Evidence for interactions between inflammatory markers and renin-angiotensin system molecules in the occurrence of albuminuria in children with sickle cell anemia

Cytokine. 2020 Jan;125:154800. doi: 10.1016/j.cyto.2019.154800. Epub 2019 Aug 20.

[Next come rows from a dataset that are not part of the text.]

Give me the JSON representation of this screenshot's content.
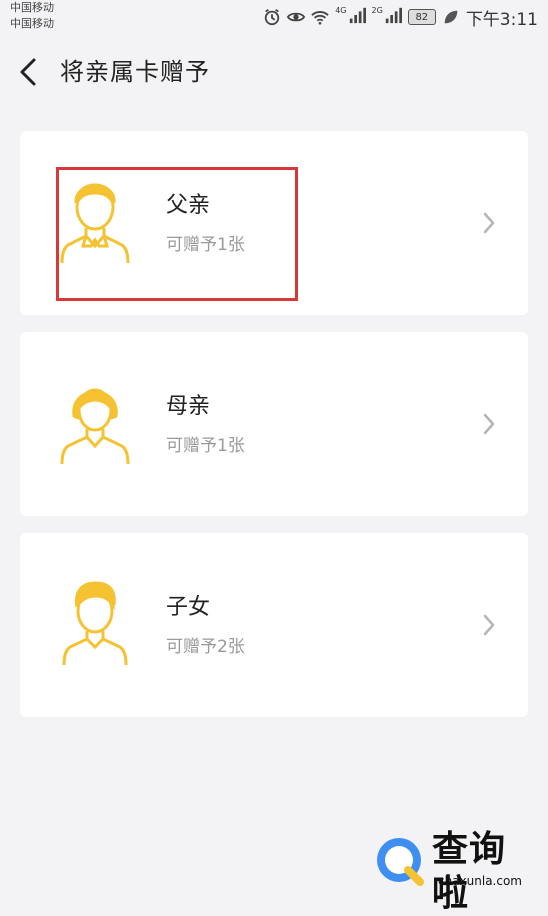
{
  "status_bar": {
    "carrier_1": "中国移动",
    "carrier_2": "中国移动",
    "net_1": "4G",
    "net_2": "2G",
    "battery": "82",
    "time": "下午3:11"
  },
  "header": {
    "back_icon": "chevron-left-icon",
    "title": "将亲属卡赠予"
  },
  "recipients": [
    {
      "name": "父亲",
      "subtitle": "可赠予1张",
      "icon": "father-avatar-icon",
      "highlighted": true
    },
    {
      "name": "母亲",
      "subtitle": "可赠予1张",
      "icon": "mother-avatar-icon",
      "highlighted": false
    },
    {
      "name": "子女",
      "subtitle": "可赠予2张",
      "icon": "child-avatar-icon",
      "highlighted": false
    }
  ],
  "watermark": {
    "text": "查询啦",
    "url": "chaxunla.com"
  },
  "colors": {
    "avatar": "#f5c232",
    "highlight_border": "#d93838",
    "background": "#f3f3f5"
  }
}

Sickle cell anemia (SCA) is an important cause of chronic kidney disease, but its pathophysiology is not completely understood. The aim of this study was to compare inflammatory biomarkers in urine samples of SCA children with and without albuminuria, and to explore correlations with renin-angiotensin system (RAS) molecules. A cross-sectional study of 213 children selected from the Minas Gerais state cohort were assigned to two groups: Group 1-89 children with SCA who had albuminuria; Group 2-124 children with SCA and normal albuminuria matched by age and sex with group 1. A subset of 89 children was prospectively followed for a median time of 1.1 year. Inflammatory biomarkers (chemokines and cytokines) in urine were measured using cytometric beads array, and RAS molecules were measured by ELISA. Children with albuminuria had significantly higher urinary levels of IP-10/CXCL10, MCP-1/CCL2, MIG/CXCL9, IL-8/CXCL8, IL-12p70, TNF, IL-10, and IL-6 than patients with normal albuminuria. In the correlation analysis, albumin/creatinine ratio was significantly and positively correlated with IP-10/CXCL10, MCP-1/CCL2, MIG/CXCL9, IL-8/CXCL8, TNF, IL-10, and IL-6. Significant correlations were found between inflammatory and RAS molecules. In the prospective analysis, cumulative risk of persistent albuminuria was higher for children with urinary levels of IP-10/CXCL10 or IL-6 above the 50th percentile. Our data showed that inflammatory markers and RAS molecules might contribute to the occurrence of albuminuria in children with SCA, suggesting that both pathways interact in sickle cell nephropathy.

Keywords: Biomarker; Inflammation; Nephropathy; Renin-angiotensin system; Sickle cell anemia.

Publication types

  • Research Support, Non-U.S. Gov't